### Task details
Please return all lines of the data below containing the string "this".
****************
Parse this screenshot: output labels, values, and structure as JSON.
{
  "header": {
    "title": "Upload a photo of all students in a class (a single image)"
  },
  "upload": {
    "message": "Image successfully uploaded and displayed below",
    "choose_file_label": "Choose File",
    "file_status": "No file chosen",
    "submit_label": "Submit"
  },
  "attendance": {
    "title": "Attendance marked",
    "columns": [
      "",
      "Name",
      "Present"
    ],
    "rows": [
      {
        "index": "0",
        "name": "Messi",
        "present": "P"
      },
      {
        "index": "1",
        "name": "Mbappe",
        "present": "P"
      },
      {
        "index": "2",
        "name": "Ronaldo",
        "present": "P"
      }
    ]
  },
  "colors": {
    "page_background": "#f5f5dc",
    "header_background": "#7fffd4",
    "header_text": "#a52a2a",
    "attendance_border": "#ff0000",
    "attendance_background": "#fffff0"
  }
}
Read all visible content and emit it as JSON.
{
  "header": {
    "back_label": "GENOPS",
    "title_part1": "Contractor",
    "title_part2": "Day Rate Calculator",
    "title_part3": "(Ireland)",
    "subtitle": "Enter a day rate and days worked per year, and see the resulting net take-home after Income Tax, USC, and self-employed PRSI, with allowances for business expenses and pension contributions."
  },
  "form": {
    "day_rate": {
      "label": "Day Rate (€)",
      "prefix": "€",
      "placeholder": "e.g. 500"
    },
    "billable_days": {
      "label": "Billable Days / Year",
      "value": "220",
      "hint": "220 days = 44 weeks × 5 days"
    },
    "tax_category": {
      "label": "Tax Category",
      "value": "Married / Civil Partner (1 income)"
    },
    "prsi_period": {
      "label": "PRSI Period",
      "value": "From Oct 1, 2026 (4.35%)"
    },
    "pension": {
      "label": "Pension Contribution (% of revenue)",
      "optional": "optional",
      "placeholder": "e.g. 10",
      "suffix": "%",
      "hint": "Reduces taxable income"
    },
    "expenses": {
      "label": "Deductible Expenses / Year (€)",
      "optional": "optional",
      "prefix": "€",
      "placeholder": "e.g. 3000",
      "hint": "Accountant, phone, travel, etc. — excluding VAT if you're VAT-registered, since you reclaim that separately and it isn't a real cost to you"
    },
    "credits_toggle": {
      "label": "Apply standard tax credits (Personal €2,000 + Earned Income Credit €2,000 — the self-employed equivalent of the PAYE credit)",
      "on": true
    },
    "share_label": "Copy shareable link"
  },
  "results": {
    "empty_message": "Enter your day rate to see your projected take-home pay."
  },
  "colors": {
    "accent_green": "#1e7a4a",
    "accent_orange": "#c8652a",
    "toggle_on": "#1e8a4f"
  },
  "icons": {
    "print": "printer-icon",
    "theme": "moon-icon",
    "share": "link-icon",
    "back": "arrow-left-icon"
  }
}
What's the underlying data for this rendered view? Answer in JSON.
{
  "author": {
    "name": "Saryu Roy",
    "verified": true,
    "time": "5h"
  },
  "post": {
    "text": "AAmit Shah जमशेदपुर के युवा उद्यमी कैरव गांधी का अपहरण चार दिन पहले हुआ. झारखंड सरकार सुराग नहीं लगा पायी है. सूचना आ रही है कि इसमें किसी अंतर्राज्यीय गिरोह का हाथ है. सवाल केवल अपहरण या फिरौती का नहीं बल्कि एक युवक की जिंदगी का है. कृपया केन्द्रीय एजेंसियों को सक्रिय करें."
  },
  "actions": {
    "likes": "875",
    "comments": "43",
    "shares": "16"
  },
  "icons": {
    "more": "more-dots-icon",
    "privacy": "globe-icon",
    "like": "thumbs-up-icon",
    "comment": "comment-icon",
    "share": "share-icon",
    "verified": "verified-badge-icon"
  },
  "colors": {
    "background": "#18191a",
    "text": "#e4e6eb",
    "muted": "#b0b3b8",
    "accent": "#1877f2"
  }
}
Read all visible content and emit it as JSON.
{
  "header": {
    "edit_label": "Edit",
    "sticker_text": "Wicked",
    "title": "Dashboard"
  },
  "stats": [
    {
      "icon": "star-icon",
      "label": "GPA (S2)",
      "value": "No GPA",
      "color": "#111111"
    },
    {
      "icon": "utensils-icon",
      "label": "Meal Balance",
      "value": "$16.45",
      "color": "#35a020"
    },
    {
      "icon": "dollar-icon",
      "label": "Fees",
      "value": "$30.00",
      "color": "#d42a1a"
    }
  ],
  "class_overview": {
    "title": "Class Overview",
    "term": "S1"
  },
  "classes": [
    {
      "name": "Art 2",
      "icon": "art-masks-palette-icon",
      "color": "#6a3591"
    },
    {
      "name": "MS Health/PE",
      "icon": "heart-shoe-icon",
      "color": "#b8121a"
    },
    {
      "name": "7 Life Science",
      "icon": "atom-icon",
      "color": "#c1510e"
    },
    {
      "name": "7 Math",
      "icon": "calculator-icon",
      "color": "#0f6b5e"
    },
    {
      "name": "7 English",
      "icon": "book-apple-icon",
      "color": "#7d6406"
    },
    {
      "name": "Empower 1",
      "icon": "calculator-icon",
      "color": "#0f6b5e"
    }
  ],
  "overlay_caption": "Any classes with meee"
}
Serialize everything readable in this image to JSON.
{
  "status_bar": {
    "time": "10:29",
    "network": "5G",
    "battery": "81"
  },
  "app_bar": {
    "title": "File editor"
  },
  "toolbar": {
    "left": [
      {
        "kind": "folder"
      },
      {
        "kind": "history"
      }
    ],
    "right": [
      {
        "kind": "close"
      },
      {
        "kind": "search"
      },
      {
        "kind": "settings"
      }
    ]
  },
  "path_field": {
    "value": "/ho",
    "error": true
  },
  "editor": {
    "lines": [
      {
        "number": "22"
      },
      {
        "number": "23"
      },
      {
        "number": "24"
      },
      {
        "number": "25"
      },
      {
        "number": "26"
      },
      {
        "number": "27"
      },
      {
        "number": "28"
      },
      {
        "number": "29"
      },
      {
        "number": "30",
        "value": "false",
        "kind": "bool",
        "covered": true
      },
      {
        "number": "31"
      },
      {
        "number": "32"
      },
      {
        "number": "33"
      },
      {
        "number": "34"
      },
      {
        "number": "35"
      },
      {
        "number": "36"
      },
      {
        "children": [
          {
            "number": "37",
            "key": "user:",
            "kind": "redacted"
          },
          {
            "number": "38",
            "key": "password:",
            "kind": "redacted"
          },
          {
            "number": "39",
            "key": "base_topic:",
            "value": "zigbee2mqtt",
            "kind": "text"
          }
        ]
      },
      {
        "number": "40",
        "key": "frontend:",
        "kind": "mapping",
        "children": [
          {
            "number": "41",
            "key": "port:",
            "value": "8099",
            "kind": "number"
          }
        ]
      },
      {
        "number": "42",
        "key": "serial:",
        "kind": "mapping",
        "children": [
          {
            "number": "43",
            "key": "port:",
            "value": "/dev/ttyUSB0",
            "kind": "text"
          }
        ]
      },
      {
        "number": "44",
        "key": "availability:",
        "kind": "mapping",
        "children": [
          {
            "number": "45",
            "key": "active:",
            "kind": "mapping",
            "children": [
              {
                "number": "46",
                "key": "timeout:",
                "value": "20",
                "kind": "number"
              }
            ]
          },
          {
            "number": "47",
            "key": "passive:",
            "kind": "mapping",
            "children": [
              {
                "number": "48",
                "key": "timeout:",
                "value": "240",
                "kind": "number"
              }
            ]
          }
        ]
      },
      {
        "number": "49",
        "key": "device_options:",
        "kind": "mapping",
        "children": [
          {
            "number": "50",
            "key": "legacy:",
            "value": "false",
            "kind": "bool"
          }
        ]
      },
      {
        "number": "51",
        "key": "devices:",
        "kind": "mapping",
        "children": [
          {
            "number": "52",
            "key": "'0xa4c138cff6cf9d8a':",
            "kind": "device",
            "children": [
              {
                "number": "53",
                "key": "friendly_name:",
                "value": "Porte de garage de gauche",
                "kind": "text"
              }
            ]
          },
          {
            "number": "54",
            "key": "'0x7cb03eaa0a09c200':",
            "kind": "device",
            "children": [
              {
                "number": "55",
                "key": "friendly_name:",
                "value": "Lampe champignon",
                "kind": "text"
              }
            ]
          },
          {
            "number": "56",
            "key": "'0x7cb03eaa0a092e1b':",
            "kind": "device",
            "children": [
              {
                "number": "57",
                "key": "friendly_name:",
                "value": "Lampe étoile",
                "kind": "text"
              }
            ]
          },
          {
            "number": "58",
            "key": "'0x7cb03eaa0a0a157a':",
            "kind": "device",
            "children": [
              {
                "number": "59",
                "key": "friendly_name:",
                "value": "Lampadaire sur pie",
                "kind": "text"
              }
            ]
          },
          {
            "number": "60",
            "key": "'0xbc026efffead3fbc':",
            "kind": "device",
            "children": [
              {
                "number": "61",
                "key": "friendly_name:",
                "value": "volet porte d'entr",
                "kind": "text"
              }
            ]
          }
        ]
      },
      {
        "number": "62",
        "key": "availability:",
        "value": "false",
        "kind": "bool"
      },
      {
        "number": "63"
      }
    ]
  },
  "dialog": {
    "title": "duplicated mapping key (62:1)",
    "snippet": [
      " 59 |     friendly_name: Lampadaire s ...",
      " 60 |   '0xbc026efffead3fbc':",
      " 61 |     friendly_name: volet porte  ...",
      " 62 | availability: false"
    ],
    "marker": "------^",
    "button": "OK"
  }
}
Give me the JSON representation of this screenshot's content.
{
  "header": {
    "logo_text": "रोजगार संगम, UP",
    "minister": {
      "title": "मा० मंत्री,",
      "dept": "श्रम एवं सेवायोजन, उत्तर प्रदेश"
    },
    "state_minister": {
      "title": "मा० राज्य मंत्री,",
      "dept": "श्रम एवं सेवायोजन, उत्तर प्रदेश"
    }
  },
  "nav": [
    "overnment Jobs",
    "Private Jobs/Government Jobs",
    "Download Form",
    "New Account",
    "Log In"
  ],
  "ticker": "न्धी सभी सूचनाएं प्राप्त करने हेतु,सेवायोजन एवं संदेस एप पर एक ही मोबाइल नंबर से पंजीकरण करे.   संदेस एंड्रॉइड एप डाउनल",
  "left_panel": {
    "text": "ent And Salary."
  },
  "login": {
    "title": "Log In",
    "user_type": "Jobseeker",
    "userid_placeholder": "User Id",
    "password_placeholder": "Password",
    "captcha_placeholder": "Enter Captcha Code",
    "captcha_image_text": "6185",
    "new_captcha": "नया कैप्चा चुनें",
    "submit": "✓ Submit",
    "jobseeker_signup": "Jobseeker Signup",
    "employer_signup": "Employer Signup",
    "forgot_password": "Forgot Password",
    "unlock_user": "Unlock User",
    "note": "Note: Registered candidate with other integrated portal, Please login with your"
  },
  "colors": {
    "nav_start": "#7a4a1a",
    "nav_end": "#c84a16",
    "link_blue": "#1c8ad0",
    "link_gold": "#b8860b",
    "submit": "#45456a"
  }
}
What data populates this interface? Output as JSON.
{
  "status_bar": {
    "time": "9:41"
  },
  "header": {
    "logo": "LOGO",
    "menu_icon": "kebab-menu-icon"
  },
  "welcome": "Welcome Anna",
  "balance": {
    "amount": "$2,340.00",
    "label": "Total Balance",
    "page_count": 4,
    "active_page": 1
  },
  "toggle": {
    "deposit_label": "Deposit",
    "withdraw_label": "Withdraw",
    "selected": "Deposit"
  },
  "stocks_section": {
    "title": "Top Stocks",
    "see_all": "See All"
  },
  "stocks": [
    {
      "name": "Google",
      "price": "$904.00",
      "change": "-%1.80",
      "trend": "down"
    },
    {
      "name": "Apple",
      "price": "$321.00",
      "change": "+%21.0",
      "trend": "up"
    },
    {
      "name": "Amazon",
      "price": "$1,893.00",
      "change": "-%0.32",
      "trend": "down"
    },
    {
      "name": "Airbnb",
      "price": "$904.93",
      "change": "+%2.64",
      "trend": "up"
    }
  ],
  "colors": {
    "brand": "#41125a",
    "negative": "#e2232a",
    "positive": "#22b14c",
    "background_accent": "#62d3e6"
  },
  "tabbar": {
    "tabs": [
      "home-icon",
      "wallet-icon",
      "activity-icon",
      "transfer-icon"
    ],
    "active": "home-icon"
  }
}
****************
### Problem solution
Parse this screenshot: output labels, values, and structure as JSON.
What's the underlying data for this rendered view? Answer in JSON.
Serialize everything readable in this image to JSON.
Give me the JSON representation of this screenshot's content.
What data populates this interface? Output as JSON.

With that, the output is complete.